The Medline Plus article on the vaccine (from the National Library of Medicine) had an okay sentence:
If the baby’s mother carries the hepatitis B virus, the baby receives the first vaccine shortly after birth.
Fine, we’ve established that. But what about those parents above who are sure they don’t have it?
I finally delved into the WHO report Introduction of hepatitis B vaccine into childhood immunization services and found mention of child to child transmission in day care centers and schools. That’s a start. But the US is an area with lower rates of HepB. Why newborns? Section 3.1 has probably the best explanation I was able to find in an official document:
The routine vaccination of infants is also a high priority in countries of low endemicity because this is the only strategy that can prevent HBV infections acquired in all age groups (children, adolescents and adults). In these countries the majority of chronic infections are acquired among adolescents and adults but early childhood infections are important in maintaining the burden of chronic infection. Furthermore, many children who are infected have mothers who are NOT infected with HBV. These infections would not be prevented by identifying infants born to HBsAg-positive women and giving them a birth dose of hepatitis B vaccine.
Now we’re cooking! We’ve got to nip it in the bud early.
And then WHO explains that to prevent transmission from the mother, the vaccine must be given within 24 hours.
There is no evidence of protection against perinatal transmission if the first dose of vaccine is given more than seven days after birth.
Too bad the appendix containing the sheet of information for parents doesn’t have any of this on it. ::sigh::
By this point I was getting a bit desperate and I clicked on a BabyCenter page on the Hep B vaccine. And tada!
Hepatitis B is generally considered an adult disease because it’s known to be transmitted through unsafe sex and shared needles. But many who get it, including children, don’t engage in these “high-risk” behaviors. They’re either infected at birth or they contract the disease from close contact during childhood with others who are infected.
Hepatitis B is highly infectious. An estimated 800,000 to 1.4 million people in the United States have the virus, and 20 to 30 percent of them acquired the disease in childhood. Many of them never feel sick and don’t know they have it, but those who become infected as children are more likely to have long-term health problems such as cirrhosis and liver cancer. About 3,000 Americans die from hepatitis B-related illness every year.
Hooray! That’s probably the best explanation I found! Still not perfect, but a lot more useful than many.
Let’s put together what we’ve learned: HepB is highly infectious. Many people who have HepB don’t know it and children can transmit it to each other. Giving the vaccine within the first day a) prevents transmission from the mother and b) prevents the later transmission that is more common in countries like the US. Just because you, the mommy and daddy, don’t have HepB doesn’t mean the kids in daycare or school don’t.
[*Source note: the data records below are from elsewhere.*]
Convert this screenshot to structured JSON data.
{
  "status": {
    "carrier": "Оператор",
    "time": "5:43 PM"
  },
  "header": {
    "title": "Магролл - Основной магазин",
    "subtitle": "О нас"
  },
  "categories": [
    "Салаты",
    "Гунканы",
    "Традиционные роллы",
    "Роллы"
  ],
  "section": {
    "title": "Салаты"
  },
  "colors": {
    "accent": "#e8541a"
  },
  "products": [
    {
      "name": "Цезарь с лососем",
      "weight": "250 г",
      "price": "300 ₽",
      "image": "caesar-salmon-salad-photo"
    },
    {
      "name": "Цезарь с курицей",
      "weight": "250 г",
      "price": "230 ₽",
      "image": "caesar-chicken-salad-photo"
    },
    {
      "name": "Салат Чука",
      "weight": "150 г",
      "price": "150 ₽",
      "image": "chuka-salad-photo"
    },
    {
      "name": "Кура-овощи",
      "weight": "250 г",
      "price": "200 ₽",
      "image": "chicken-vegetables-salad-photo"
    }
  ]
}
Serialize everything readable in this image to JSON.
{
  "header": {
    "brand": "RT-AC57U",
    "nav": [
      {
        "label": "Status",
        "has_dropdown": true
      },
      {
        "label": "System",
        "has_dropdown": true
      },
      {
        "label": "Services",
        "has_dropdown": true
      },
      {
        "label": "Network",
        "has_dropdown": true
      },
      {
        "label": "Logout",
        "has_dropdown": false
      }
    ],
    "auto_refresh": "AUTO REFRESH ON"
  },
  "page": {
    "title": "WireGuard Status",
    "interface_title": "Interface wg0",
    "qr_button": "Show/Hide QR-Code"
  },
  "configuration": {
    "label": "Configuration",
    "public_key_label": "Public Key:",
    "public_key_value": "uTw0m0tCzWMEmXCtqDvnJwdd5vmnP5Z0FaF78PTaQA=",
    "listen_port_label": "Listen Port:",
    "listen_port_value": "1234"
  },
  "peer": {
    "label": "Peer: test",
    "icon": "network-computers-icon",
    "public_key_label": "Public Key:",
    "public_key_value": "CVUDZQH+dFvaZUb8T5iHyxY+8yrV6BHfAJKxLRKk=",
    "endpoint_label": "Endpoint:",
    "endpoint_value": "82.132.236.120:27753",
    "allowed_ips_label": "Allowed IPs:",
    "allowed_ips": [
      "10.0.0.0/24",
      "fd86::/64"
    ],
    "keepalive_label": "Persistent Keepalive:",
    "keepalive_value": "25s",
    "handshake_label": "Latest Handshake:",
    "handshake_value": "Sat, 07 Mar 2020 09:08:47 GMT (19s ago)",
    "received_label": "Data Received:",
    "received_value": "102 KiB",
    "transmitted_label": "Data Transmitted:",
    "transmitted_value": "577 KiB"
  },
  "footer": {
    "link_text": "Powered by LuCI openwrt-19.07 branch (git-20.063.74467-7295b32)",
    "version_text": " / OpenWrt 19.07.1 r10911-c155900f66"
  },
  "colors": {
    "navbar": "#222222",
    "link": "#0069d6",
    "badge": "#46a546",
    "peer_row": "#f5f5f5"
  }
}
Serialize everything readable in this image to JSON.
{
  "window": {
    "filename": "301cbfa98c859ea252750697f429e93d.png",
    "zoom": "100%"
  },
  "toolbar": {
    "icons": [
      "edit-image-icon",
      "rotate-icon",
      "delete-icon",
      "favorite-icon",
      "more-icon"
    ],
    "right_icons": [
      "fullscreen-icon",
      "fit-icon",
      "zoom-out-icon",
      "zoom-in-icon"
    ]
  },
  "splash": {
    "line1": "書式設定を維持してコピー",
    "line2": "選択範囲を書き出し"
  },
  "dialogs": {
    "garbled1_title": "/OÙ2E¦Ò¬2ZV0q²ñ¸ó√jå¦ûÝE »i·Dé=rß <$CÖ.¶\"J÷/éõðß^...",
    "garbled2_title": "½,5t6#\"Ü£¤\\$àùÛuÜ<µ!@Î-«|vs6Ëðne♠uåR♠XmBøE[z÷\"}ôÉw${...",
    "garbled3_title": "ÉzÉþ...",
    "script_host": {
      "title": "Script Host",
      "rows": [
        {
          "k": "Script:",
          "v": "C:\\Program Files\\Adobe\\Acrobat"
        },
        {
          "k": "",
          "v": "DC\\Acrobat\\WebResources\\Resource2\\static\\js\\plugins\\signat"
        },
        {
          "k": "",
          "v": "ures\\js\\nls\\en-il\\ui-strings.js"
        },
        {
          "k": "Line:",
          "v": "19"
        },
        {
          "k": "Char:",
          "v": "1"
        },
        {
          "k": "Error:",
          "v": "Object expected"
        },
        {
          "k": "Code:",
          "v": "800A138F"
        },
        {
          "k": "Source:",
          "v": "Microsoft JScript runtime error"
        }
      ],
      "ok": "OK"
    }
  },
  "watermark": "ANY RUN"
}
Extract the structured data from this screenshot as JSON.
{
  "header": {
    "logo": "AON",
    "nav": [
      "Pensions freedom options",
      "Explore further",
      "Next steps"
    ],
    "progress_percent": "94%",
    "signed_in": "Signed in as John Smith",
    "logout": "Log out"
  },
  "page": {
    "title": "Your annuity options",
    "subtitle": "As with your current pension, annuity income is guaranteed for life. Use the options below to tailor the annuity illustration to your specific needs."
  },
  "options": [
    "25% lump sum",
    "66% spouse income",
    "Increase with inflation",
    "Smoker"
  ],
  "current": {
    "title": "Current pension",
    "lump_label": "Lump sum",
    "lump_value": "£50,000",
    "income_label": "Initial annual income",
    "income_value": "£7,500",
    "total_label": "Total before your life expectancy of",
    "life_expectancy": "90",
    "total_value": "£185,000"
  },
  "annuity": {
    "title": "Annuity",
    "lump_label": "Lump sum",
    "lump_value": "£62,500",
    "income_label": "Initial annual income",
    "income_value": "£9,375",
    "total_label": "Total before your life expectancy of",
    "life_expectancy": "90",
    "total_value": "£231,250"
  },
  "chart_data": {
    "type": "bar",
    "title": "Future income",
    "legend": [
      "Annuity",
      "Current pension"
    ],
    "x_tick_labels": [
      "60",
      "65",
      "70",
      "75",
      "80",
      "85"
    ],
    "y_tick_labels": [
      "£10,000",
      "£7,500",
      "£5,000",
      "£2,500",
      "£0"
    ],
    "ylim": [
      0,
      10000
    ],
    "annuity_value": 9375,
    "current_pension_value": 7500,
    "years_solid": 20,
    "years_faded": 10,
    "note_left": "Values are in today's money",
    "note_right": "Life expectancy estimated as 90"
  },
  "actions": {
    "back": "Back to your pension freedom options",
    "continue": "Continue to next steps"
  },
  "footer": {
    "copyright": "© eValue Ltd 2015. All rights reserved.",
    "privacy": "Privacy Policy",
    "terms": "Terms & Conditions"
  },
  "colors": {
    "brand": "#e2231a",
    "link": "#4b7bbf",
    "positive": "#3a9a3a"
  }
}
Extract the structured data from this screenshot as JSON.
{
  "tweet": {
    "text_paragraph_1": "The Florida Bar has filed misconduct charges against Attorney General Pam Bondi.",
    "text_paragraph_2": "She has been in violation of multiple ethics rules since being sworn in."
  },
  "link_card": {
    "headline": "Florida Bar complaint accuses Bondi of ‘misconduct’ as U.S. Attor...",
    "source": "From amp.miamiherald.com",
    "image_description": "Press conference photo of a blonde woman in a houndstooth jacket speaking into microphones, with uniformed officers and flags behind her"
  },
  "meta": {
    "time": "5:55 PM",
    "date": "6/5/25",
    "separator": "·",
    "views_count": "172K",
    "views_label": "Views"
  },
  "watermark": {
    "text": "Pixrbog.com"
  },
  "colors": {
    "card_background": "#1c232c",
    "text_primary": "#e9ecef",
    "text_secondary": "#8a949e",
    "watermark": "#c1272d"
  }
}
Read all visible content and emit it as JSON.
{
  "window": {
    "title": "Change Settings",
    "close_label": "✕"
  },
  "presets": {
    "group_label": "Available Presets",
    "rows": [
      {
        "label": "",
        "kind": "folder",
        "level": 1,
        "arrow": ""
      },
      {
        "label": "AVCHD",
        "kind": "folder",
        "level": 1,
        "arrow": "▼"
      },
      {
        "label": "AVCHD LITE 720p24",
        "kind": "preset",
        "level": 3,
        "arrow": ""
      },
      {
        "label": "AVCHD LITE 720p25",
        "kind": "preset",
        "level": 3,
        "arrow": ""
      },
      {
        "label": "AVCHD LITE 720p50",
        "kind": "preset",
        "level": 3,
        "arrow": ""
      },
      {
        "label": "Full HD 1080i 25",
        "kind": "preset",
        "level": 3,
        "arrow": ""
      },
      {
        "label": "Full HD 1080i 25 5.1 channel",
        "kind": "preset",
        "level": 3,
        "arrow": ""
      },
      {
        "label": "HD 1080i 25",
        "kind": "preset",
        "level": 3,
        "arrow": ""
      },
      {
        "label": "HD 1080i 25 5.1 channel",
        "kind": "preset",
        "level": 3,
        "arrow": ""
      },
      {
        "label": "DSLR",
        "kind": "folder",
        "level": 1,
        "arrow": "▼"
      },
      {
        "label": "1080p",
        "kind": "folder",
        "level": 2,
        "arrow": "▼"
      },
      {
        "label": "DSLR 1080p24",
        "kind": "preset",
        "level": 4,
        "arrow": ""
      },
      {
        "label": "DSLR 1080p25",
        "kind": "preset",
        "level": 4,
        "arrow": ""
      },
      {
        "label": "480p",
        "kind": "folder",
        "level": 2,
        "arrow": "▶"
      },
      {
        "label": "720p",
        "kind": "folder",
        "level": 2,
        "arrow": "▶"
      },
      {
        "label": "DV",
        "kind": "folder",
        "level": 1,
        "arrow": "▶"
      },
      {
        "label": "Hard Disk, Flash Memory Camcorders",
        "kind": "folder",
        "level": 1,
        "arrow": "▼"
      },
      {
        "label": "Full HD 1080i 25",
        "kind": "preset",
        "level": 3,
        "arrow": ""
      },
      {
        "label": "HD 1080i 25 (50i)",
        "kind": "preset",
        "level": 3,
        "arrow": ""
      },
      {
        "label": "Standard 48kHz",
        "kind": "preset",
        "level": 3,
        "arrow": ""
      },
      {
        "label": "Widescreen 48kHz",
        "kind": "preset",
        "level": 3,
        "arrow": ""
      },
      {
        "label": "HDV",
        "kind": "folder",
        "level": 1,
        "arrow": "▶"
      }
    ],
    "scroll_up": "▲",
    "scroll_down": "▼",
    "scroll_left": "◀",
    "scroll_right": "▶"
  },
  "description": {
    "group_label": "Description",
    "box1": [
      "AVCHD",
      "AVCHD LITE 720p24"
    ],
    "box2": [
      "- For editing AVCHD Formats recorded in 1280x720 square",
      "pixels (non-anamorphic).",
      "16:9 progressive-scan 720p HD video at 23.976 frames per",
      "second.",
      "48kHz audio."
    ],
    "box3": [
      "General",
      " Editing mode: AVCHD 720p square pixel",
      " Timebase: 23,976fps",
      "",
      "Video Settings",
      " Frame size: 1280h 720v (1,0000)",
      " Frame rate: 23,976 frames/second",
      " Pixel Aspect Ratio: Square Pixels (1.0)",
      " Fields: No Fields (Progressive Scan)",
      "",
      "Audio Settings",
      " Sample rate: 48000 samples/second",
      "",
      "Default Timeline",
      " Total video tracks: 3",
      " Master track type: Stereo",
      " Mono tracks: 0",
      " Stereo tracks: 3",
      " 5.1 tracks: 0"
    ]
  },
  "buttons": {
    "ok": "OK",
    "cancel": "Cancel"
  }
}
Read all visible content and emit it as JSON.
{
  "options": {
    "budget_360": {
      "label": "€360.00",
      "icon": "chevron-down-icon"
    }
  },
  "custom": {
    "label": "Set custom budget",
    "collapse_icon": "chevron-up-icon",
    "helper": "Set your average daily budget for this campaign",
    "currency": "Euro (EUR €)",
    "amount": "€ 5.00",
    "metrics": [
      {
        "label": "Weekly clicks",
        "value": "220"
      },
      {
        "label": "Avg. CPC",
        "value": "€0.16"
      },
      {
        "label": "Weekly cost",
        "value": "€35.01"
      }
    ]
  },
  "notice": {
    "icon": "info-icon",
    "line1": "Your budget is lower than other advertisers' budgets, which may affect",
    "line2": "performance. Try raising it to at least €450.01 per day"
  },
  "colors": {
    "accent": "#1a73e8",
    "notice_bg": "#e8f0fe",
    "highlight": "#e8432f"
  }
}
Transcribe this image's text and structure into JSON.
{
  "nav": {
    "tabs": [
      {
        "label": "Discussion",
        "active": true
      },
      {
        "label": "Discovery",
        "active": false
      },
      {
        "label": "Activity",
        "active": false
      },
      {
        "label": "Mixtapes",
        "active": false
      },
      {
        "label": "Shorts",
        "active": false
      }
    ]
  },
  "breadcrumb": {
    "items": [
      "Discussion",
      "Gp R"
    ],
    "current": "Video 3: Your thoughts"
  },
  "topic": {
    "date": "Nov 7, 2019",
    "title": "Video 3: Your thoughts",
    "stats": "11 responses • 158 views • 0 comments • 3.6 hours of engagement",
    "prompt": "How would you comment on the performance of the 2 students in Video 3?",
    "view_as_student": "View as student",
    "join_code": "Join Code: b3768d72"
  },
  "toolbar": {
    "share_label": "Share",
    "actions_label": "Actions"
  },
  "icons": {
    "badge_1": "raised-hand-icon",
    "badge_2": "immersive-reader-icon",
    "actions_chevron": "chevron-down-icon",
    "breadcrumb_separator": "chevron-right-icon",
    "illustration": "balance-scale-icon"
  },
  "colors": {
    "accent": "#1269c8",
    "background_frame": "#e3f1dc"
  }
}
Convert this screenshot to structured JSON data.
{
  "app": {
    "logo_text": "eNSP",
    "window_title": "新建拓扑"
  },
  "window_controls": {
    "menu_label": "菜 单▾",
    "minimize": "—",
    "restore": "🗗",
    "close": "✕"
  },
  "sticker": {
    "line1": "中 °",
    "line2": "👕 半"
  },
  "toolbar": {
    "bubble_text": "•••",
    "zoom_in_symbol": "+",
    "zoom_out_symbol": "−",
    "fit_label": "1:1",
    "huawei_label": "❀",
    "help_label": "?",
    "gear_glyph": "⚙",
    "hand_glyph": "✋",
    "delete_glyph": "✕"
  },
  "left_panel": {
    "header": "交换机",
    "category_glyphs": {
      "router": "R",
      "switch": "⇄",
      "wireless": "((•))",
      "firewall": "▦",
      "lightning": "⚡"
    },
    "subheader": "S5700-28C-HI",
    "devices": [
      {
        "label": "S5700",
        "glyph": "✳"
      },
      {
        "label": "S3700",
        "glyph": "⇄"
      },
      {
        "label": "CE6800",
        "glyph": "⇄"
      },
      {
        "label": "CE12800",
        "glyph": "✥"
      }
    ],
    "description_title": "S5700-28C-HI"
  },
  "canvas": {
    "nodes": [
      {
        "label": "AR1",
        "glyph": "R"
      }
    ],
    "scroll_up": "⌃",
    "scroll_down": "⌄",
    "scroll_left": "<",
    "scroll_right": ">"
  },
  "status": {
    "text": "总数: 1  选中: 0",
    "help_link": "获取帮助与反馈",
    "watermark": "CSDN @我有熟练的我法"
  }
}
Now, why the heck did I have to hit multiple websites and pull out quotes to synthesize my own (still incomplete) answer to this? It needs to be front and center so that worried parents have an easy-to-find answer to an entirely reasonable question.
(Thanks to Ken of Autism News Beat for putting me on the right track.)